Winter Reflections (a Sonnet) 2


A sonnet consists of 14 lines structured into two parts. The first part gives an “argument” and the second part a “solution” separated by a “volta” (a turn), in the italian sonnet the argument consists of the first octet leaving the last sextet for the resolution.  Today at d’Verse Poets Pub, Bjorn introduced us to different forms of the sonnet. I am attempting to write my first Italian sonnet. It includes my thoughts on aging in this winter time of my life.


Jilly asked us to use enjambment, which is punctuation that reflects the meaning we want to project. This is my revised version with punctuation added.

In this gray, leafless winter time of life;
When reflection dominates my thinking;
And, age blankets memory; snowy, cold, twinkling;
Covering over old pain, hurt, and strife.
Forgetting past, and sometimes the present,
I contemplate my future things to come.
Will old age smile on the end of my run;
Or, can I peacefully pass on content?
Life still goes on, independent of us,
New changes will come, without our consent;
All I can do is watch, and make a fuss;
But, if I have no choice about this chatter,
Why should I worry, or fret with resentment?
To stay, or leave, does not really matter.


Photo: Dwight L. Roth

Join us at:

47 thoughts on “Winter Reflections (a Sonnet) 2

  1. Powerful piece Dwight, deeply felt. I understand reflections of this type. With every year they visit. Staying now, as long as I can, has become my focus – the result of living with my 5-year-old grandson. But to the world in general, “to stay or leave does not really matter”.

    Liked by 1 person

  2. your reflections are so well paced Dwight, and at the end of this wonderful sonnet a realisation that no matter what we do, there’s a certainty of fate. your voice matters though, you never know the hearts it can touch.

    Liked by 1 person

  3. Interesting reflection — certainly no one wants to hear the whining as we fall apart. And new sparkling thing replace us inevitably, so griping about it is pathetic. But it is so tempting. Instead, to find pleasure in no simple things is our effort — as you have in writing poetry. I enjoyed your insight and writing.

    If I understand correctly, the Petrarchan rhyme is:
    But your second stanza and your fourth stanza’s don’t match those prior:
    not that it matters — “Why should I worry or fret ” 😉

    Liked by 1 person

Leave a Reply

Fill in your details below or click an icon to log in: Logo

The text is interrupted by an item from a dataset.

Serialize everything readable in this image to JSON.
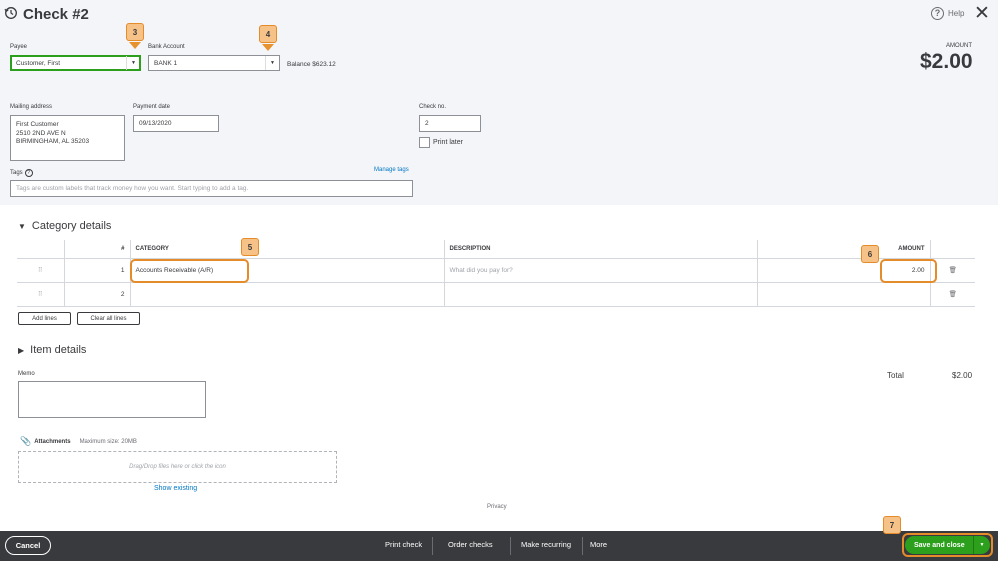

You are commenting using your account. Log Out /  Change )

Google photo

You are commenting using your Google account. Log Out /  Change )

Twitter picture

You are commenting using your Twitter account. Log Out /  Change )

Facebook photo

You are commenting using your Facebook account. Log Out /  Change )

Connecting to %s